══ Records for this task

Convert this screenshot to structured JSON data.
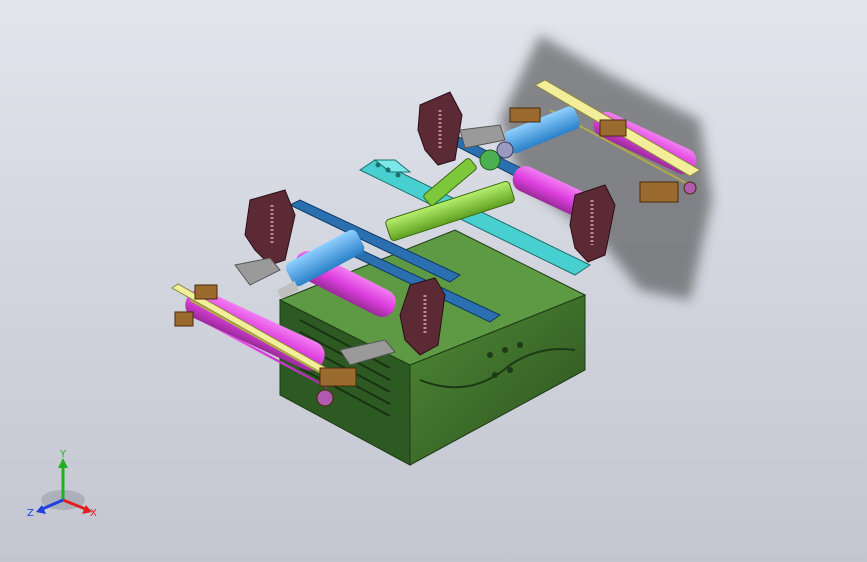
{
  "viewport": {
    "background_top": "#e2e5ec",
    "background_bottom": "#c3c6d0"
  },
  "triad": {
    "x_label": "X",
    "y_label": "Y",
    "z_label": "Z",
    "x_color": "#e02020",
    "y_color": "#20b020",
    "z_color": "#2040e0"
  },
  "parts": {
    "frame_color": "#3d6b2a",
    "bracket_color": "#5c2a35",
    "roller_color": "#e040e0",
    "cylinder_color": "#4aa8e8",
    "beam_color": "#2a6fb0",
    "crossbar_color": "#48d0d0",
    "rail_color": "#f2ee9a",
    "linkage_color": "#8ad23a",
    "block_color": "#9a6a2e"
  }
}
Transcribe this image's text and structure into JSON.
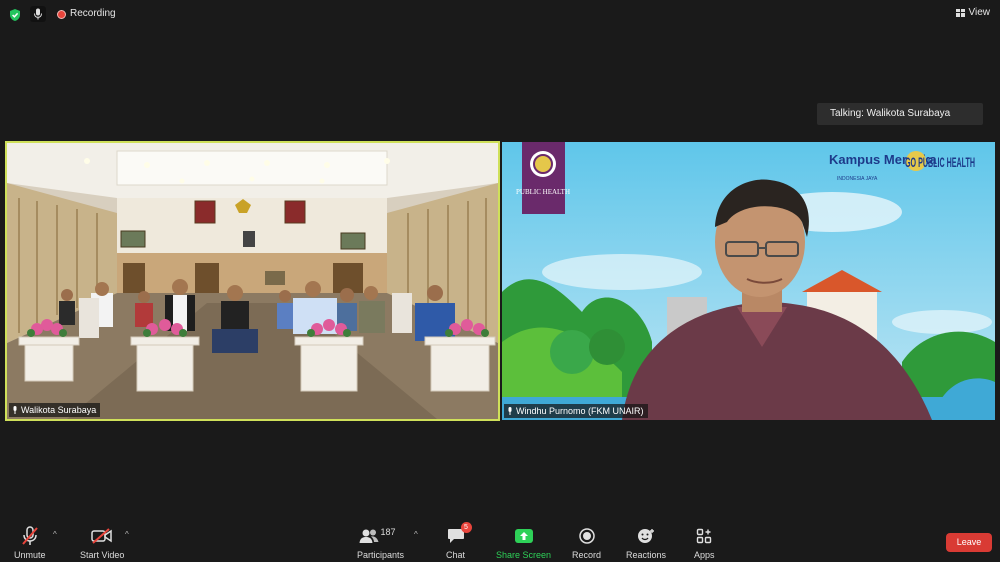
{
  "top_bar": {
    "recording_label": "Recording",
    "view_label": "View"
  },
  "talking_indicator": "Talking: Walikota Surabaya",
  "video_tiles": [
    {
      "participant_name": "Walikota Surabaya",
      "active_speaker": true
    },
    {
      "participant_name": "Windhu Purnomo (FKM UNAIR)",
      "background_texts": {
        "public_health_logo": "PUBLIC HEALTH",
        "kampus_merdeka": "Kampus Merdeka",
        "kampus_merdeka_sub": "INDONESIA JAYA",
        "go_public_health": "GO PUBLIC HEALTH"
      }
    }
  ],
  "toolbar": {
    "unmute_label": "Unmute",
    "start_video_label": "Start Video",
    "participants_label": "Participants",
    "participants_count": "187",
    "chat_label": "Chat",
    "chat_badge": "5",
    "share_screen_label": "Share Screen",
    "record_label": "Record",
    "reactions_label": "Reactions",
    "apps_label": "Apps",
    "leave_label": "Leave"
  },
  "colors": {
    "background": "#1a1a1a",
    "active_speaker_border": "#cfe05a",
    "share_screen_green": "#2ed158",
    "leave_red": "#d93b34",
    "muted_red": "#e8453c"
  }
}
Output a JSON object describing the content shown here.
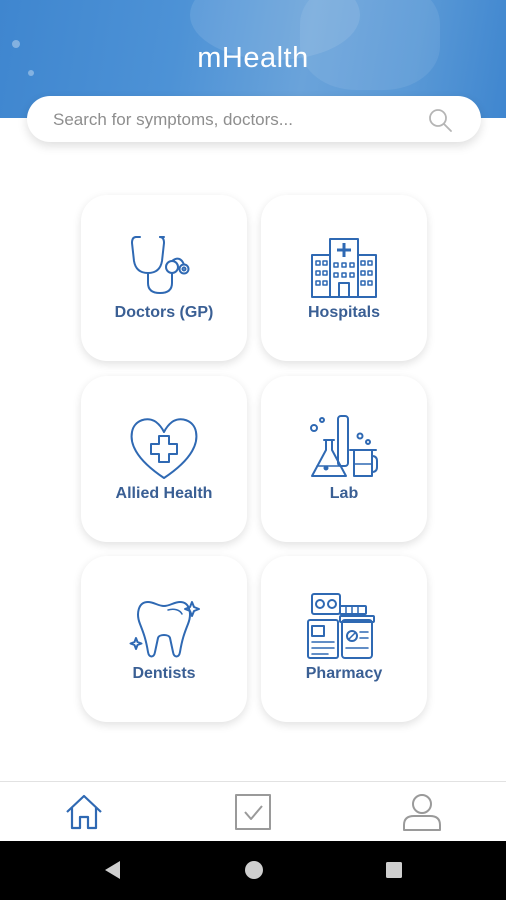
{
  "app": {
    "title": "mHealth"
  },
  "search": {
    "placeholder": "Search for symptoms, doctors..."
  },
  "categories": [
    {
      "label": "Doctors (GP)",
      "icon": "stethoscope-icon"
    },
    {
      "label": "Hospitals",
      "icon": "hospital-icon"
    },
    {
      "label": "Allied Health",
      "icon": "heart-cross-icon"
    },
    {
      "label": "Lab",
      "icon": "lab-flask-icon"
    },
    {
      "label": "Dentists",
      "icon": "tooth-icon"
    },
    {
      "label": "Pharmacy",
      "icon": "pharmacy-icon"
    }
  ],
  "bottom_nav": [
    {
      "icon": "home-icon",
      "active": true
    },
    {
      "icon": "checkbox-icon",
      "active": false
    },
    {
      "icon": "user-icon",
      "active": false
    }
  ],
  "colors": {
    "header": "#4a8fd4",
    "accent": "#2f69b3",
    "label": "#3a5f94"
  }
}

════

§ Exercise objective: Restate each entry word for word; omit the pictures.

§ Solution to this task:
Convert this screenshot to structured JSON data.
{
  "viewport": {
    "background_top": "#e2e5ec",
    "background_bottom": "#c3c6d0"
  },
  "triad": {
    "x_label": "X",
    "y_label": "Y",
    "z_label": "Z",
    "x_color": "#e02020",
    "y_color": "#20b020",
    "z_color": "#2040e0"
  },
  "parts": {
    "frame_color": "#3d6b2a",
    "bracket_color": "#5c2a35",
    "roller_color": "#e040e0",
    "cylinder_color": "#4aa8e8",
    "beam_color": "#2a6fb0",
    "crossbar_color": "#48d0d0",
    "rail_color": "#f2ee9a",
    "linkage_color": "#8ad23a",
    "block_color": "#9a6a2e"
  }
}
Transcribe this image's text and structure into JSON.
{
  "top_bar": {
    "recording_label": "Recording",
    "view_label": "View"
  },
  "talking_indicator": "Talking: Walikota Surabaya",
  "video_tiles": [
    {
      "participant_name": "Walikota Surabaya",
      "active_speaker": true
    },
    {
      "participant_name": "Windhu Purnomo (FKM UNAIR)",
      "background_texts": {
        "public_health_logo": "PUBLIC HEALTH",
        "kampus_merdeka": "Kampus Merdeka",
        "kampus_merdeka_sub": "INDONESIA JAYA",
        "go_public_health": "GO PUBLIC HEALTH"
      }
    }
  ],
  "toolbar": {
    "unmute_label": "Unmute",
    "start_video_label": "Start Video",
    "participants_label": "Participants",
    "participants_count": "187",
    "chat_label": "Chat",
    "chat_badge": "5",
    "share_screen_label": "Share Screen",
    "record_label": "Record",
    "reactions_label": "Reactions",
    "apps_label": "Apps",
    "leave_label": "Leave"
  },
  "colors": {
    "background": "#1a1a1a",
    "active_speaker_border": "#cfe05a",
    "share_screen_green": "#2ed158",
    "leave_red": "#d93b34",
    "muted_red": "#e8453c"
  }
}
Output a JSON object describing the content shown here.
{
  "app": {
    "title": "mHealth"
  },
  "search": {
    "placeholder": "Search for symptoms, doctors..."
  },
  "categories": [
    {
      "label": "Doctors (GP)",
      "icon": "stethoscope-icon"
    },
    {
      "label": "Hospitals",
      "icon": "hospital-icon"
    },
    {
      "label": "Allied Health",
      "icon": "heart-cross-icon"
    },
    {
      "label": "Lab",
      "icon": "lab-flask-icon"
    },
    {
      "label": "Dentists",
      "icon": "tooth-icon"
    },
    {
      "label": "Pharmacy",
      "icon": "pharmacy-icon"
    }
  ],
  "bottom_nav": [
    {
      "icon": "home-icon",
      "active": true
    },
    {
      "icon": "checkbox-icon",
      "active": false
    },
    {
      "icon": "user-icon",
      "active": false
    }
  ],
  "colors": {
    "header": "#4a8fd4",
    "accent": "#2f69b3",
    "label": "#3a5f94"
  }
}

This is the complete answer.